Consulting a Veterinarian
When considering the health and dietary needs of rabbits, it’s crucial to recognize the situations that necessitate consulting a veterinarian. Not only do they offer professional advice on nutrition, but they also guide towards optimizing the health for different life stages and conditions of rabbits.
When to Seek Professional Advice
A veterinarian should be consulted in the following scenarios:
- Dietary Concerns: If there is uncertainty about the nutrient composition of a rabbit’s diet, a veterinarian can provide guidance specific to vitamin C needs and overall nutritional balance.
- Health Monitoring: Adult rabbits and young kits have different dietary requirements. A veterinarian can ensure that a rabbit’s diet supports their development and health.
- Breeding Rabbits: Breeders require specialized diets, and a veterinarian can offer recommendations to maintain the health of both the breeding rabbits and their offspring.
- Noticeable Changes: Should a rabbit exhibit signs of health issues or behavioral changes, immediate attention from a veterinarian is crucial.
- Preventive Care: Regular check-ups with a veterinarian help detect potential health issues early and keep a rabbit’s diet tailored to its individual needs.
Regular consultations with a veterinarian play a vital role in the maintenance of a rabbit’s well-being, ensuring they receive the necessary nutrients, including vitamin C, appropriate to their specific life stage and health status.
Frequently Asked Questions
Proper nutrition is crucial for a rabbit’s well-being, and understanding their dietary needs helps ensure they live a healthy life.
What essential vitamins are necessary for a rabbit’s diet?
A rabbit requires vitamins A, D, and E in their diet. Their gut bacteria synthesize adequate amounts of B vitamins and vitamin K, making additional supplements generally unnecessary.
How can I ensure my rabbit is getting adequate vitamin D?
Rabbits can obtain vitamin D through a balanced diet that includes good quality hay, fresh vegetables, and some exposure to sunlight. If a rabbit has limited access to natural light, a veterinarian may advise specific dietary adjustments.
What dietary sources provide the necessary nutrients for rabbits?
Rabbits need a diet primarily composed of high-fiber hay, complemented by fresh vegetables and a limited amount of commercial pellets designed for rabbit nutrition. These foods contain the necessary balance of nutrients, including vitamins and minerals.
Are supplemental vitamins, like Vita drops, recommended for rabbits?

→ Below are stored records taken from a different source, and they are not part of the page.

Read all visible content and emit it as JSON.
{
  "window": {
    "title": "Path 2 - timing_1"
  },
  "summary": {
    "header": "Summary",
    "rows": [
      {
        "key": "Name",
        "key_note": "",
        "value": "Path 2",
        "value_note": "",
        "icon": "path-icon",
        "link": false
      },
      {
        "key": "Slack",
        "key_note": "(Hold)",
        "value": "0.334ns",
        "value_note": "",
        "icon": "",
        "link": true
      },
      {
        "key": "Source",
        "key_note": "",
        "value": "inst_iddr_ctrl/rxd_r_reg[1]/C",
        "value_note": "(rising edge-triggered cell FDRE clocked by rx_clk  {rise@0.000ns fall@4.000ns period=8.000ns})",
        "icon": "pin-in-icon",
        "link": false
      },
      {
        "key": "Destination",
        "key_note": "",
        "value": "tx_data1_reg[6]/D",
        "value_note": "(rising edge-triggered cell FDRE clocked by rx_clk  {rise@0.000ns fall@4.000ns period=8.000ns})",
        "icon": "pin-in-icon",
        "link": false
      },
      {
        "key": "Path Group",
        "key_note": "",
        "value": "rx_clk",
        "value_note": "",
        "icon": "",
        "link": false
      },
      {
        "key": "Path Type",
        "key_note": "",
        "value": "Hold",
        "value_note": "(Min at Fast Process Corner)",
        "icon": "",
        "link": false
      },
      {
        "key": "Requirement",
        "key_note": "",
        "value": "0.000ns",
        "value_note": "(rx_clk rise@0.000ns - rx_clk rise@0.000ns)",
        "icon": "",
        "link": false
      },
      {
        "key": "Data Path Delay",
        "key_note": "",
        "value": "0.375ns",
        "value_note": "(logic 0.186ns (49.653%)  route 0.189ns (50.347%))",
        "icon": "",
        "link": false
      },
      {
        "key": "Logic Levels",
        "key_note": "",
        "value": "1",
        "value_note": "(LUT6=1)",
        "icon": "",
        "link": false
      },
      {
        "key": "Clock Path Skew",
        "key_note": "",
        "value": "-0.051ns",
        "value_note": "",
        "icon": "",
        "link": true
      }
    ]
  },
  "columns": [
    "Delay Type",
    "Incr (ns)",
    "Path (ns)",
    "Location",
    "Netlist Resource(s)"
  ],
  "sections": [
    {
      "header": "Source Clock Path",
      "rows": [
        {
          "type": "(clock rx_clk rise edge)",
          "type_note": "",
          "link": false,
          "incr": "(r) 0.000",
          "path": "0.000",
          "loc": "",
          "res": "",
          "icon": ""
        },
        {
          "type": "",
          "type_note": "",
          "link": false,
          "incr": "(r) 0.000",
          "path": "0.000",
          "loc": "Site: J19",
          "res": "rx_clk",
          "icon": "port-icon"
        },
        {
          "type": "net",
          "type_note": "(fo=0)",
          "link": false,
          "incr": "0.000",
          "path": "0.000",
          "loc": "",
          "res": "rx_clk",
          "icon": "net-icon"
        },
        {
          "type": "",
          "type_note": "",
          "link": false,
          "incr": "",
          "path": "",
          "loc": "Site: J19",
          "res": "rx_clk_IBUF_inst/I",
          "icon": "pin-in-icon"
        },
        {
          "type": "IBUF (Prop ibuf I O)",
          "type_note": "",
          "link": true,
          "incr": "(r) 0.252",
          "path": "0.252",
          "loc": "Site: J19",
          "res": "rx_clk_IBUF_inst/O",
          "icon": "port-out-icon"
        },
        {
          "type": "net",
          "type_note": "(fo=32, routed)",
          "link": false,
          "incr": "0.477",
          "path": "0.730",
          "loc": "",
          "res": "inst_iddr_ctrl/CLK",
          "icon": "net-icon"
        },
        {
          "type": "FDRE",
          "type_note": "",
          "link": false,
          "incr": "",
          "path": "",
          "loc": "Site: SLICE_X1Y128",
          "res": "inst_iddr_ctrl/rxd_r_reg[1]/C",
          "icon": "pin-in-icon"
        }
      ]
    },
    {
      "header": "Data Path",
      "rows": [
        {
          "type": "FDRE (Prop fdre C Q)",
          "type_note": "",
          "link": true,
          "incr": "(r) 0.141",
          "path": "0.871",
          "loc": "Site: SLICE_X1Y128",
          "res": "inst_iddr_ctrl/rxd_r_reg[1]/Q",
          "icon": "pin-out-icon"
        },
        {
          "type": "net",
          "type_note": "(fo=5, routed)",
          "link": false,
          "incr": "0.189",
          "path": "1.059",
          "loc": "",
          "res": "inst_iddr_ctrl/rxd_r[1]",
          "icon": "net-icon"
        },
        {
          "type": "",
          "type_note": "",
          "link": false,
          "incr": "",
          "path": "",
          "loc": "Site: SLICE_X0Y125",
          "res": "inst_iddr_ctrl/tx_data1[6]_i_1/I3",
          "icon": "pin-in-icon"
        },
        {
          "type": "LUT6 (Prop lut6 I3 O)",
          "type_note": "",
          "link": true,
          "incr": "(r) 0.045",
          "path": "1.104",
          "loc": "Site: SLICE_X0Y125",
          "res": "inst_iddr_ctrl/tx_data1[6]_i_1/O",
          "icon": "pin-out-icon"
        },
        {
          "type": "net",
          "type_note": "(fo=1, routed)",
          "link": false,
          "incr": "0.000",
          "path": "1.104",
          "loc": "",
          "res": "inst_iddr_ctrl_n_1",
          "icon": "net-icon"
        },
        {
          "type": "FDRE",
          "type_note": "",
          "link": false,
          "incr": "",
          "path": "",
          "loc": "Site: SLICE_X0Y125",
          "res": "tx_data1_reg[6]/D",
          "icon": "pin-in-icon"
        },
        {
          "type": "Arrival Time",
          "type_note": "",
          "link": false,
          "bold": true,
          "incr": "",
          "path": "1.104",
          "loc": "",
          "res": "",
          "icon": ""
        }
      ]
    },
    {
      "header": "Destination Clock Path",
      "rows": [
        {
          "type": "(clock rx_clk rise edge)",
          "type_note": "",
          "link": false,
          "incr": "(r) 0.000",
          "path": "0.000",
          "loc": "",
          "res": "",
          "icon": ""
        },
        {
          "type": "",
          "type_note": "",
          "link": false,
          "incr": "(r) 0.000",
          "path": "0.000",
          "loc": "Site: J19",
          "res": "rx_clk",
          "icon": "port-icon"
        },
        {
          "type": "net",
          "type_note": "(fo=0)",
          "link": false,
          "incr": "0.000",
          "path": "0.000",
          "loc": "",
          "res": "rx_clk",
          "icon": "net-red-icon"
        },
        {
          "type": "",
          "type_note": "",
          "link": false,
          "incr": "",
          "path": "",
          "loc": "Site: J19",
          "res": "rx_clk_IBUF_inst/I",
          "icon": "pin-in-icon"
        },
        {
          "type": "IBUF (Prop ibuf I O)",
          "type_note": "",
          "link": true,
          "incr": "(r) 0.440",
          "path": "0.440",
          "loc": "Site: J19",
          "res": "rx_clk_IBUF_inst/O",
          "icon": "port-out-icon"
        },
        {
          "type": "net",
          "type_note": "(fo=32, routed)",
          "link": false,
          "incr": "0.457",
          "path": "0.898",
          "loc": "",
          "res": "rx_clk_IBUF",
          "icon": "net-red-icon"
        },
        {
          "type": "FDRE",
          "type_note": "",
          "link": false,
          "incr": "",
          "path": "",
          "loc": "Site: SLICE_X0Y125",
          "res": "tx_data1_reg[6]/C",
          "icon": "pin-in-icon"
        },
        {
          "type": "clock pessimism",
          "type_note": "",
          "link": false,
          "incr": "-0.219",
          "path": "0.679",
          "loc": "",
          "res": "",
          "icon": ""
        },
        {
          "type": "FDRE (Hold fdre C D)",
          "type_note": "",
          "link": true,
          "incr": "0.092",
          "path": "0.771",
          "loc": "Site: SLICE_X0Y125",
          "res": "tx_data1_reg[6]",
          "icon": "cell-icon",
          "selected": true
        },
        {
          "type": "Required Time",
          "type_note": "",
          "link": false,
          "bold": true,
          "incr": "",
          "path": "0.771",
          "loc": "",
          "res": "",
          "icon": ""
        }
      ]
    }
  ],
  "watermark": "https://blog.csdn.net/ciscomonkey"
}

Supplemental vitamins are not typically necessary for rabbits with a balanced diet. Supplements may be suggested by a veterinarian if a rabbit is diagnosed with a deficiency or specific health conditions.
How do the mineral and vitamin needs of rabbits compare to those of guinea pigs?
Unlike rabbits, guinea pigs cannot synthesize vitamin C and require dietary or supplemental sources. While both animals share some dietary requirements, guinea pigs need a constant supply of vitamin C to prevent deficiency diseases.
What role does vitamin E play in a rabbit’s health?
Vitamin E is an antioxidant that supports immune function and overall cellular health in rabbits. It is naturally present in many of the foods they eat, so it is rare for a rabbit to be deficient if they are on a well-rounded diet.